This includes an increase in lawsuits against smaller plans—i.e., those with less than $100 million in assets and fewer than 1,000 participants.
With more “cookie-cutter” cases being filed, especially when the qualified default investment alternative (QDIA) is a “big ticket” target-date fund (TDF), Chambers writes, there is no sign of these suits slowing down.
All this has largely been due to what Chambers calls “the Schlichter Blitzkrieg,” referring to the barrage of lawsuits the Schlichter Bogard & Denton law firm filed against 401(k) plans and univesity 403(b) plans beginning in 2006. Several years later, in mid-2015, numerous other plaintiffs’ law firms began filing “copycat” style lawsuits against 401(k) plan fiduciaries and recordkeepers, generally following Schlichter’s “proof of concept” excessive fee claims, he writes.
“Over the past 15 years, ERISA fiduciary litigation in defined contribution [DC] plans has grown from a rare event … to a seemingly everyday occurrence,” Chambers writes.
Amid the rush of litigation, fiduciary liability insurance underwriter Euclid Specialty says claims are so commonplace that fiduciary liability insurance could disappear.
“We have reached an inflection point in the war against [DC] plans because the risk has become virtually uninsurable,” Chambers says in his white paper, quoting a Euclid report. Thus, insurers to plan sponsors and plan fiduciaries are now beginning to talk about “insurability risk,” according to Euclid.
“Insurance companies have paid well over $1 billion in settlements, but this economic model cannot continue,” Euclid says.
For now, insurers are starting to hedge their exposure by considering reducing coverage and increasing retention, according to Euclid.
To protect themselves against ERISA litigation, which is “clearly significant for fiduciaries”—particularly when it comes to excessive fee cases—Chambers says, “thankfully, there are many strategies that plan sponsors can employ to mitigate ERISA litigation risk.”
The wall of defense should start with “risk-mitigation strategies based on governance procedures,” Chambers says.
“Appoint a committee to oversee the plan’s fiduciary responsibilities,” he continues. “Define the duties of the committee in writing (via a committee charter) and have the committee review the duties and charter periodically. Have the committee develop, adopt and periodically review an investment policy statement (IPS), possibly with the assistance of an independent investment adviser.

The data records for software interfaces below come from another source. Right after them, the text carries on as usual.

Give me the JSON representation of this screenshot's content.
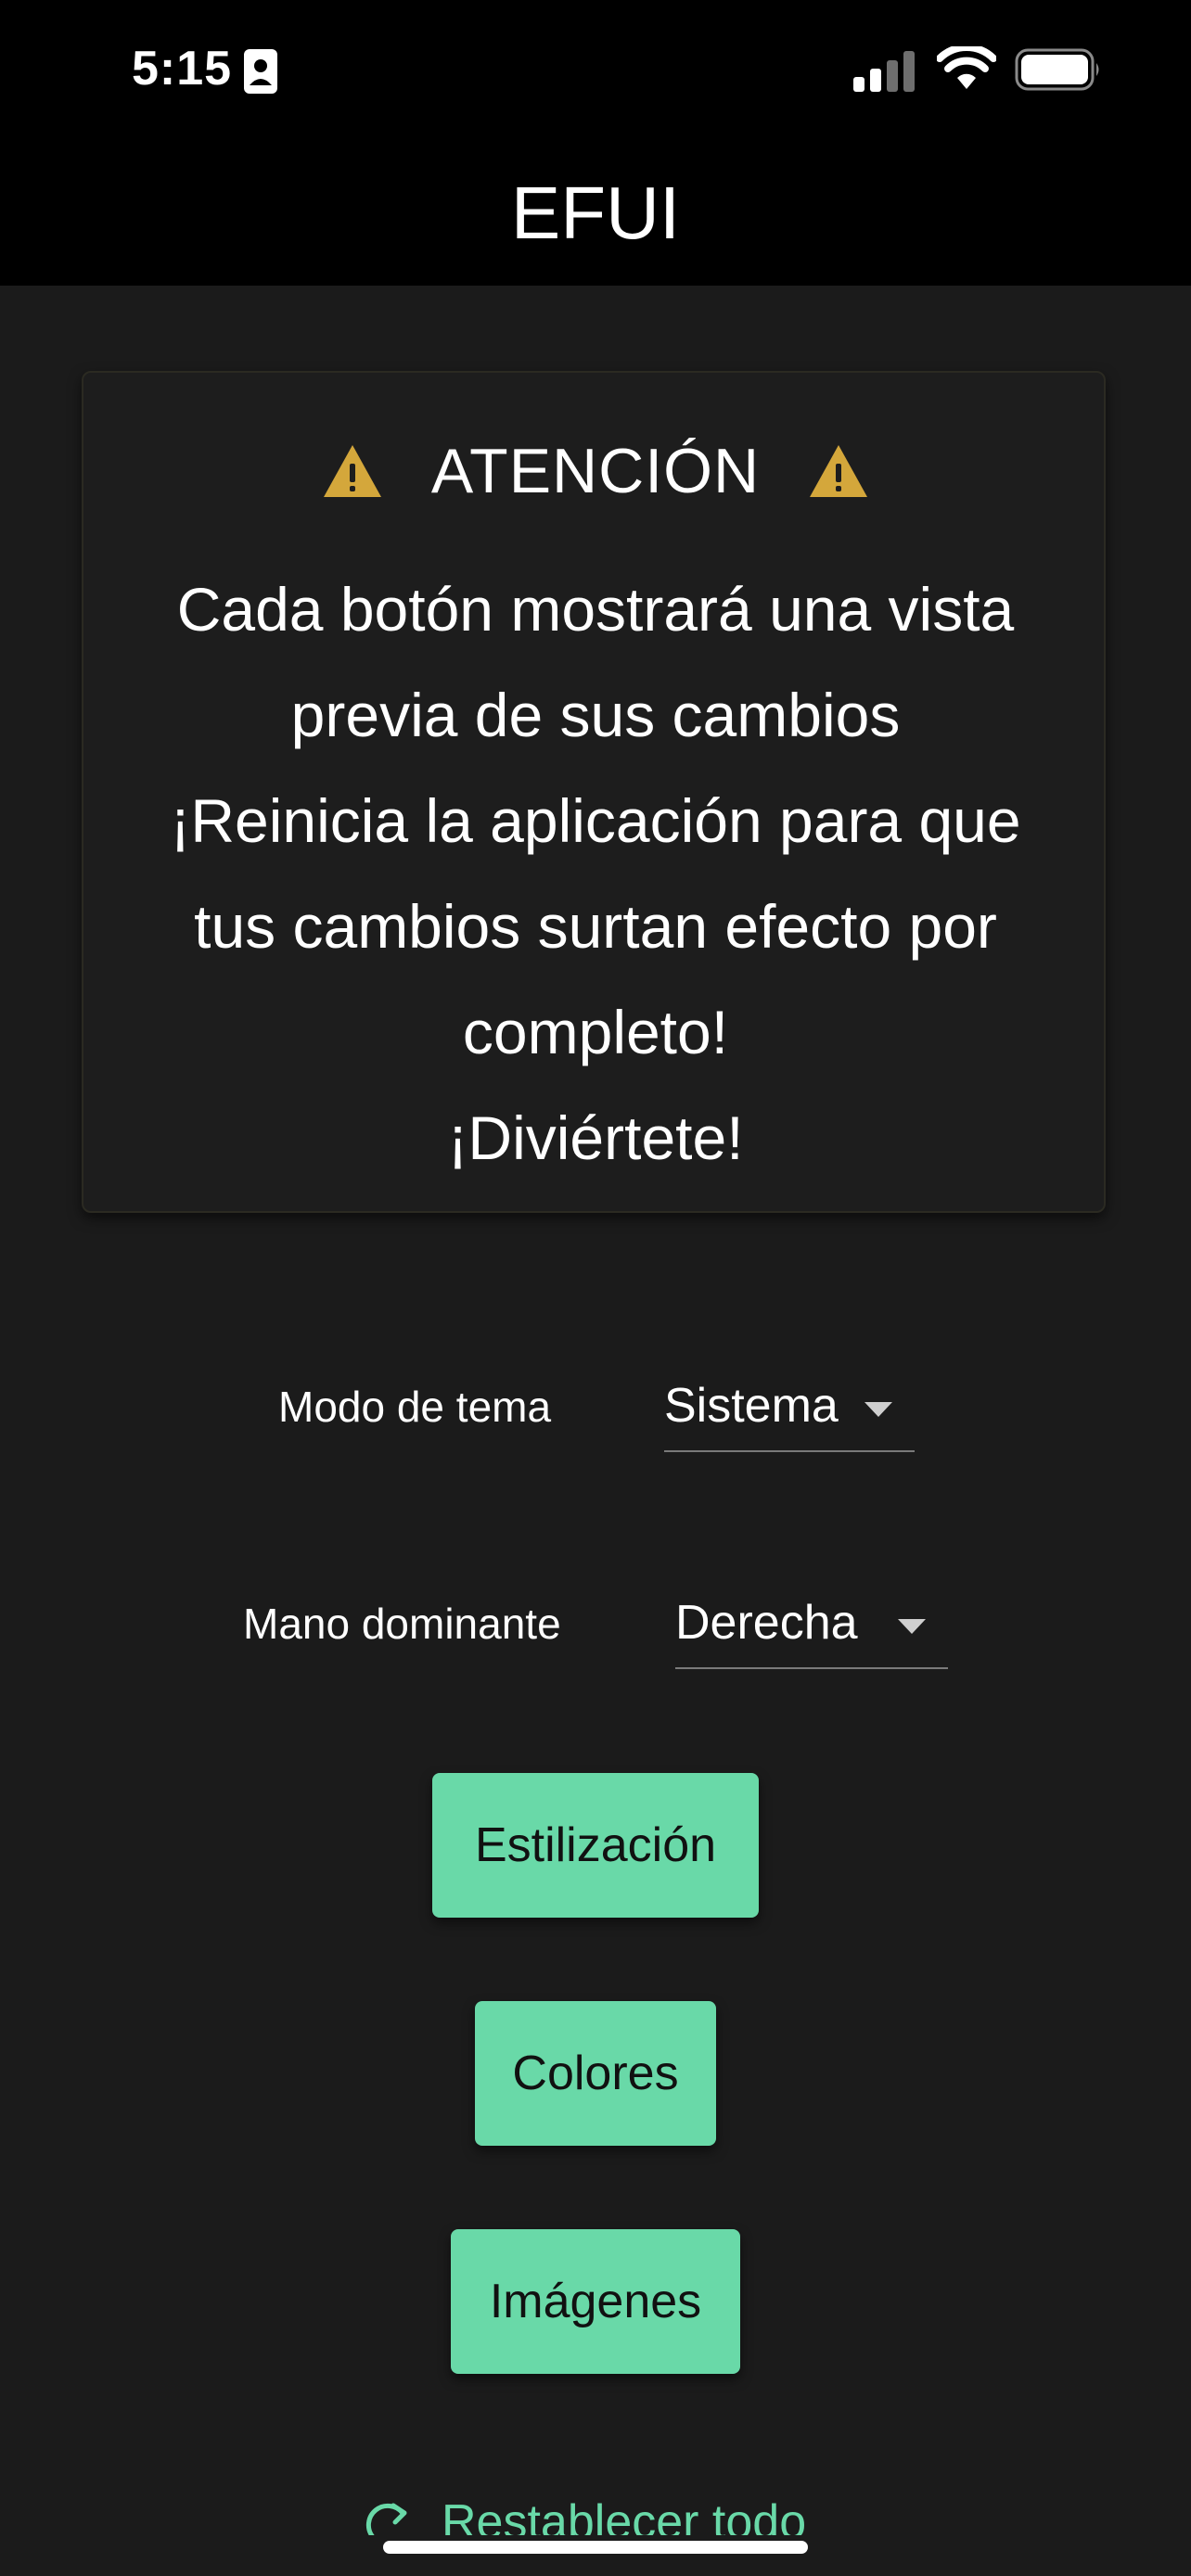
{
  "status_bar": {
    "time": "5:15"
  },
  "header": {
    "title": "EFUI"
  },
  "warning": {
    "title": "ATENCIÓN",
    "lines": [
      "Cada botón mostrará una vista",
      "previa de sus cambios",
      "¡Reinicia la aplicación para que",
      "tus cambios surtan efecto por",
      "completo!",
      "¡Diviértete!"
    ],
    "icon_color": "#d4a73b"
  },
  "settings": {
    "theme_mode": {
      "label": "Modo de tema",
      "value": "Sistema"
    },
    "dominant_hand": {
      "label": "Mano dominante",
      "value": "Derecha"
    }
  },
  "buttons": {
    "styling": "Estilización",
    "colors": "Colores",
    "images": "Imágenes"
  },
  "reset": {
    "label": "Restablecer todo"
  },
  "theme": {
    "accent": "#69d9a8",
    "background": "#1b1b1b",
    "header_background": "#000000",
    "warning_icon": "#d4a73b"
  }
}
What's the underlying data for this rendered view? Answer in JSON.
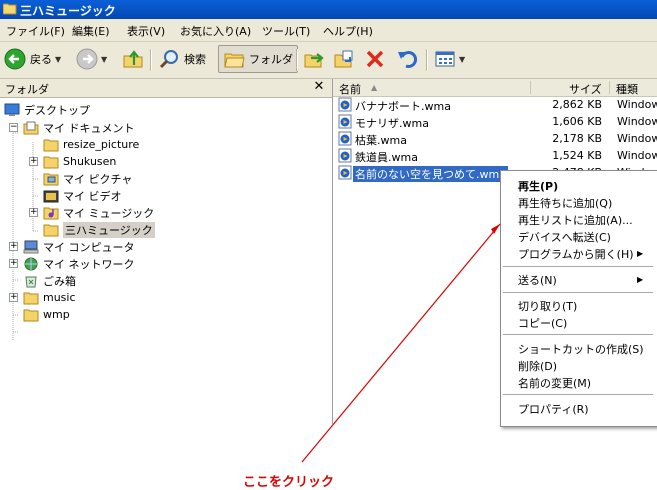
{
  "window": {
    "title": "三ハミュージック"
  },
  "menu": [
    "ファイル(F)",
    "編集(E)",
    "表示(V)",
    "お気に入り(A)",
    "ツール(T)",
    "ヘルプ(H)"
  ],
  "toolbar": {
    "back": "戻る",
    "search": "検索",
    "folders": "フォルダ"
  },
  "folder_pane": {
    "title": "フォルダ",
    "tree": [
      {
        "label": "デスクトップ",
        "icon": "desktop-icon"
      },
      {
        "label": "マイ ドキュメント",
        "icon": "my-documents-icon",
        "expander": "minus"
      },
      {
        "label": "resize_picture",
        "icon": "folder-icon"
      },
      {
        "label": "Shukusen",
        "icon": "folder-icon",
        "expander": "plus"
      },
      {
        "label": "マイ ピクチャ",
        "icon": "my-pictures-icon"
      },
      {
        "label": "マイ ビデオ",
        "icon": "my-videos-icon"
      },
      {
        "label": "マイ ミュージック",
        "icon": "my-music-icon",
        "expander": "plus"
      },
      {
        "label": "三ハミュージック",
        "icon": "folder-icon",
        "selected": true
      },
      {
        "label": "マイ コンピュータ",
        "icon": "my-computer-icon",
        "expander": "plus"
      },
      {
        "label": "マイ ネットワーク",
        "icon": "my-network-icon",
        "expander": "plus"
      },
      {
        "label": "ごみ箱",
        "icon": "recycle-bin-icon"
      },
      {
        "label": "music",
        "icon": "folder-icon",
        "expander": "plus"
      },
      {
        "label": "wmp",
        "icon": "folder-icon"
      }
    ]
  },
  "file_list": {
    "columns": {
      "name": "名前",
      "size": "サイズ",
      "type": "種類"
    },
    "rows": [
      {
        "name": "バナナボート.wma",
        "size": "2,862 KB",
        "type": "Windows"
      },
      {
        "name": "モナリザ.wma",
        "size": "1,606 KB",
        "type": "Windows"
      },
      {
        "name": "枯葉.wma",
        "size": "2,178 KB",
        "type": "Windows"
      },
      {
        "name": "鉄道員.wma",
        "size": "1,524 KB",
        "type": "Windows"
      },
      {
        "name": "名前のない空を見つめて.wma",
        "size": "2,478 KB",
        "type": "Windows",
        "selected": true
      }
    ]
  },
  "context_menu": {
    "items": [
      "再生(P)",
      "再生待ちに追加(Q)",
      "再生リストに追加(A)...",
      "デバイスへ転送(C)",
      "プログラムから開く(H)",
      "送る(N)",
      "切り取り(T)",
      "コピー(C)",
      "ショートカットの作成(S)",
      "削除(D)",
      "名前の変更(M)",
      "プロパティ(R)"
    ]
  },
  "annotation": {
    "text": "ここをクリック",
    "color": "#e00000"
  }
}
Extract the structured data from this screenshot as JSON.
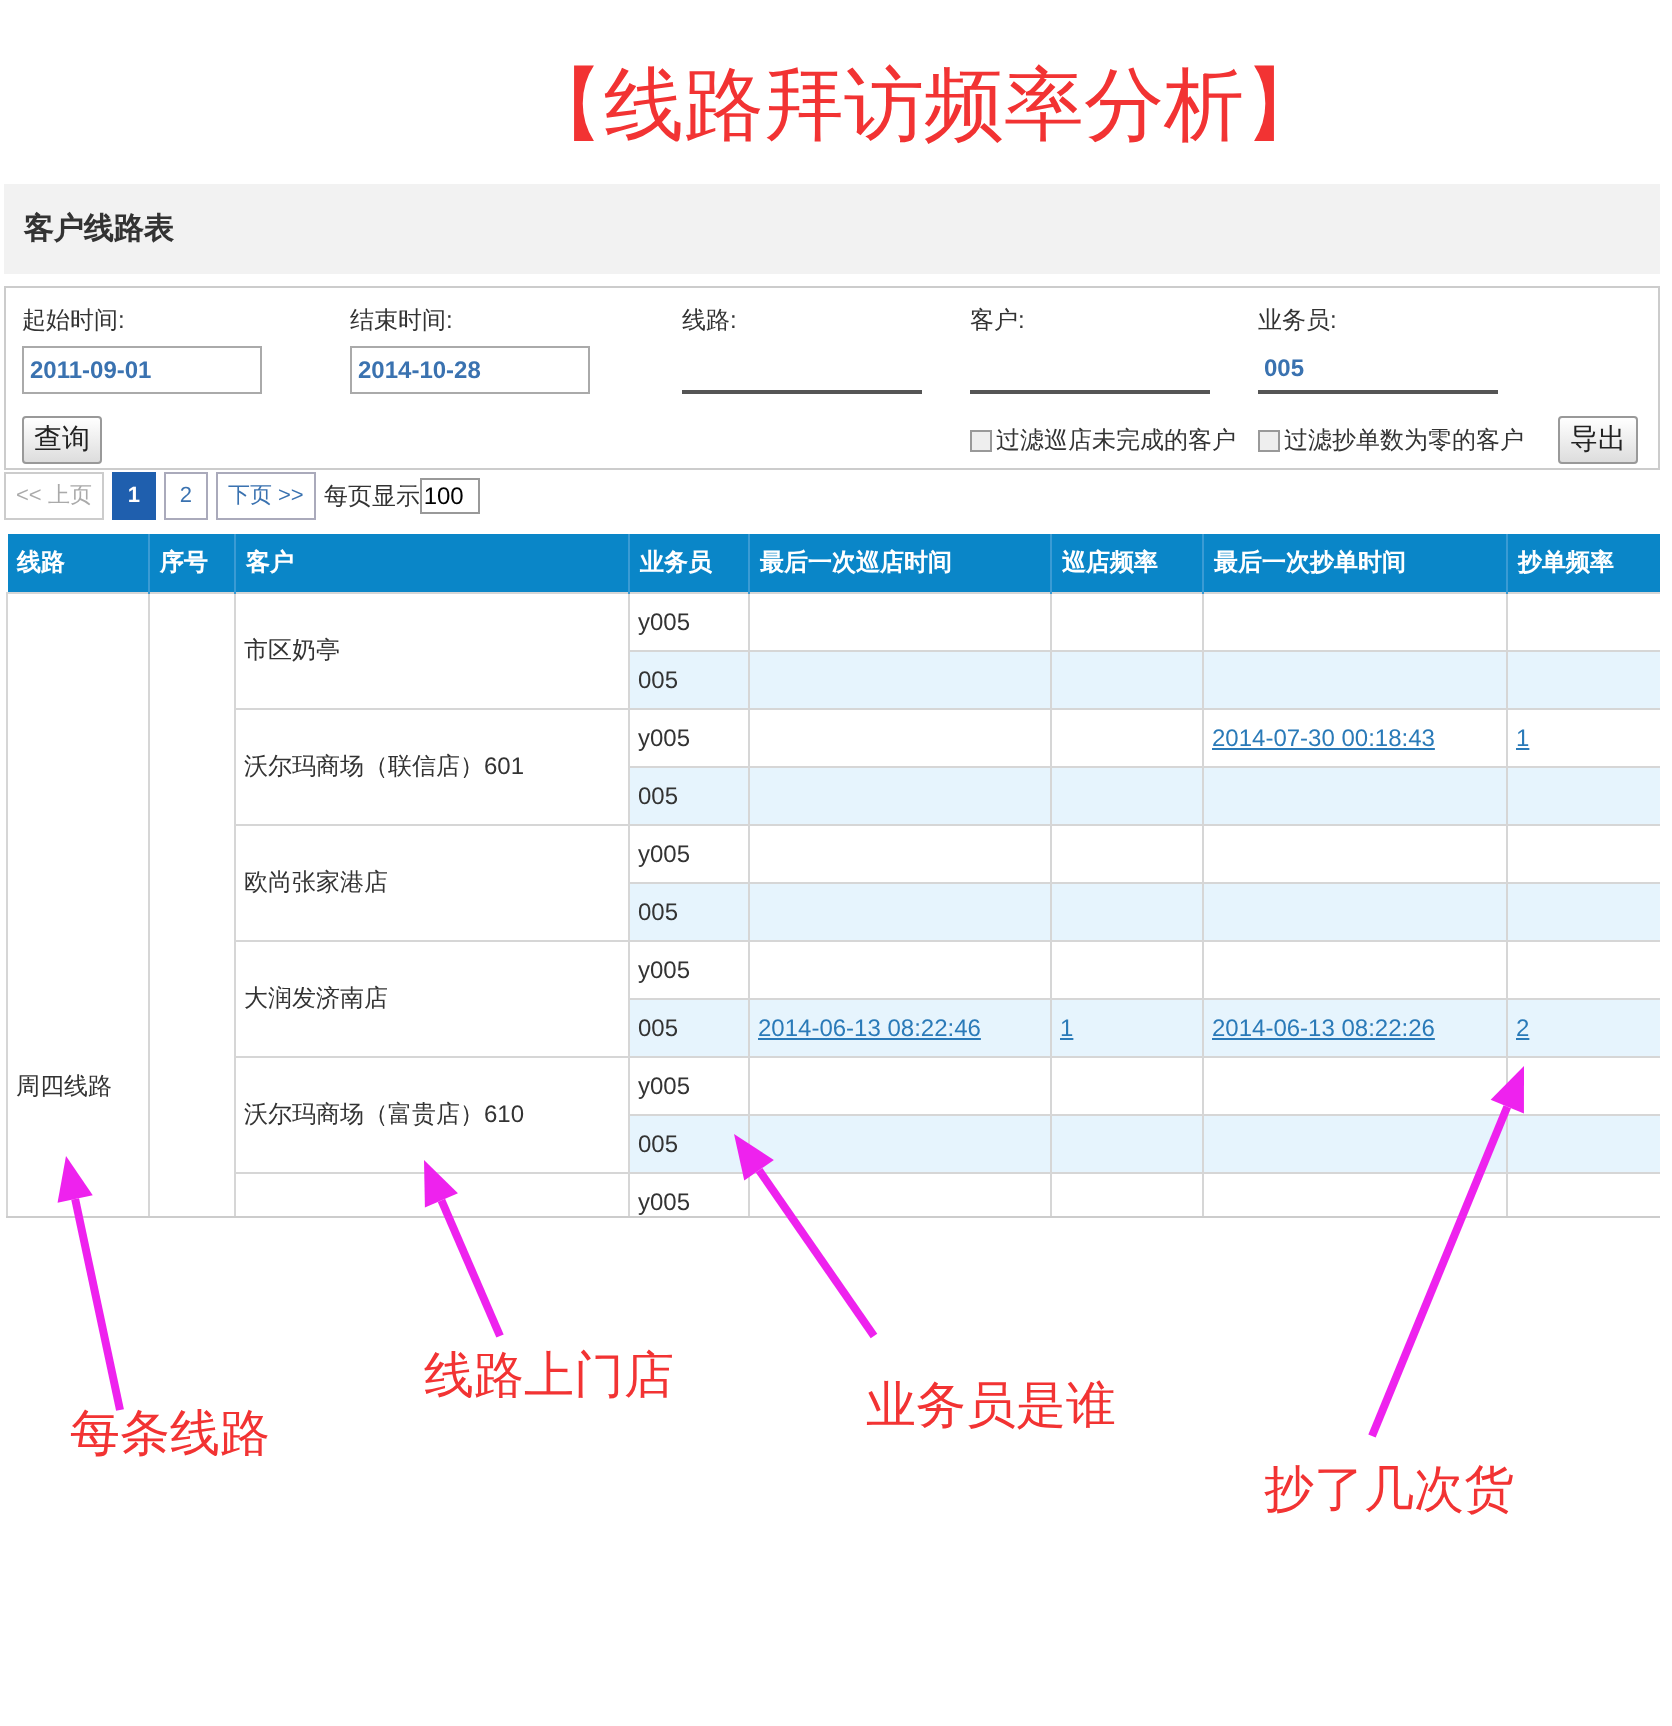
{
  "title": "【线路拜访频率分析】",
  "panel": {
    "title": "客户线路表"
  },
  "filters": [
    {
      "label": "起始时间:",
      "kind": "box",
      "value": "2011-09-01"
    },
    {
      "label": "结束时间:",
      "kind": "box",
      "value": "2014-10-28"
    },
    {
      "label": "线路:",
      "kind": "line"
    },
    {
      "label": "客户:",
      "kind": "line"
    },
    {
      "label": "业务员:",
      "kind": "line",
      "value": "005"
    }
  ],
  "search_button": "查询",
  "checkboxes": [
    {
      "label": "过滤巡店未完成的客户",
      "checked": false
    },
    {
      "label": "过滤抄单数为零的客户",
      "checked": false
    }
  ],
  "export_button": "导出",
  "pagination": {
    "pages": [
      {
        "label": "<< 上页",
        "kind": "nav",
        "disabled": true,
        "selected": false
      },
      {
        "label": "1",
        "kind": "page",
        "disabled": false,
        "selected": true
      },
      {
        "label": "2",
        "kind": "page",
        "disabled": false,
        "selected": false
      },
      {
        "label": "下页 >>",
        "kind": "nav",
        "disabled": false,
        "selected": false
      }
    ],
    "per_page_label": "每页显示",
    "per_page": "100"
  },
  "table": {
    "columns": [
      "线路",
      "序号",
      "客户",
      "业务员",
      "最后一次巡店时间",
      "巡店频率",
      "最后一次抄单时间",
      "抄单频率"
    ],
    "route": "周四线路",
    "customers": [
      {
        "name": "市区奶亭",
        "rows": [
          {
            "rep": "y005"
          },
          {
            "rep": "005"
          }
        ]
      },
      {
        "name": "沃尔玛商场（联信店）601",
        "rows": [
          {
            "rep": "y005",
            "last_order": "2014-07-30 00:18:43",
            "order_freq": "1"
          },
          {
            "rep": "005"
          }
        ]
      },
      {
        "name": "欧尚张家港店",
        "rows": [
          {
            "rep": "y005"
          },
          {
            "rep": "005"
          }
        ]
      },
      {
        "name": "大润发济南店",
        "rows": [
          {
            "rep": "y005"
          },
          {
            "rep": "005",
            "last_visit": "2014-06-13 08:22:46",
            "visit_freq": "1",
            "last_order": "2014-06-13 08:22:26",
            "order_freq": "2"
          }
        ]
      },
      {
        "name": "沃尔玛商场（富贵店）610",
        "rows": [
          {
            "rep": "y005"
          },
          {
            "rep": "005"
          }
        ]
      },
      {
        "rows": [
          {
            "rep": "y005"
          }
        ]
      }
    ]
  },
  "annotations": [
    "每条线路",
    "线路上门店",
    "业务员是谁",
    "抄了几次货"
  ]
}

Hold periodic meetings (e.g., quarterly), distribute agendas and materials in advance, and prepare minutes that memorialize actions and decisions taken at meetings.”
Chambers goes on to say that it is also important to “consider involving qualified legal counsel in committee meetings/plan review process[es]” and to “ensure fiduciaries are properly appointed and appropriately trained.”
It is also smart for retirement plan committees to review fiduciary liability insurance coverage, ensure limits and deductibles are appropriate, and review communications from plan vendors to participants, he says.
Law firm Hanson Bridgett says plan sponsors can often avoid participant complaints through regular, clear communication. It adds that plan sponsors must be sure to “follow up on any participant complaints.”
Of course, sponsors must also have set procedures for monitoring service providers. Best practices, it says, include reviewing performance, including adherence to contractual performance standards; reviewing fees for reasonableness; and negotiating fees where appropriate.
All of this must be accompanied by a formal annual review process, and thorough plan document and operational compliance, the firm notes.
Plan sponsors should also be on the lookout for claims and appeals issues, as well as service provider issues, Hanson Bridgett says. Data security and fraud prevention are becoming more and more critical, for example.
Along the lines of data security, plan sponsors also need to have strict governance rules for committee meetings that are held remotely and should look for updates from the DOL on general fiduciary issues, the firm advises.
Hanson Bridgett goes on to say that plan sponsors should also stay abreast of any legislative and regulatory changes. Priorities for this year include the possible passage of the so-called “SECURE Act 2.0,” and a potential new fiduciary rule from the Department of Labor (DOL), it notes. Both actions would have a big effect on the retirement plan industry and could also affect plan sponsors.
Environmental, social and governance (ESG) investing has also been a topic of hot discussion and changing guidance. Retirement plan experts say sponsors should continue to look for the latest guidance from the DOL if they are interested in using such investments.
Finally, the DOL is likely to issue continuing guidance on including private equity in employer-sponsored DC plans, the law firm says.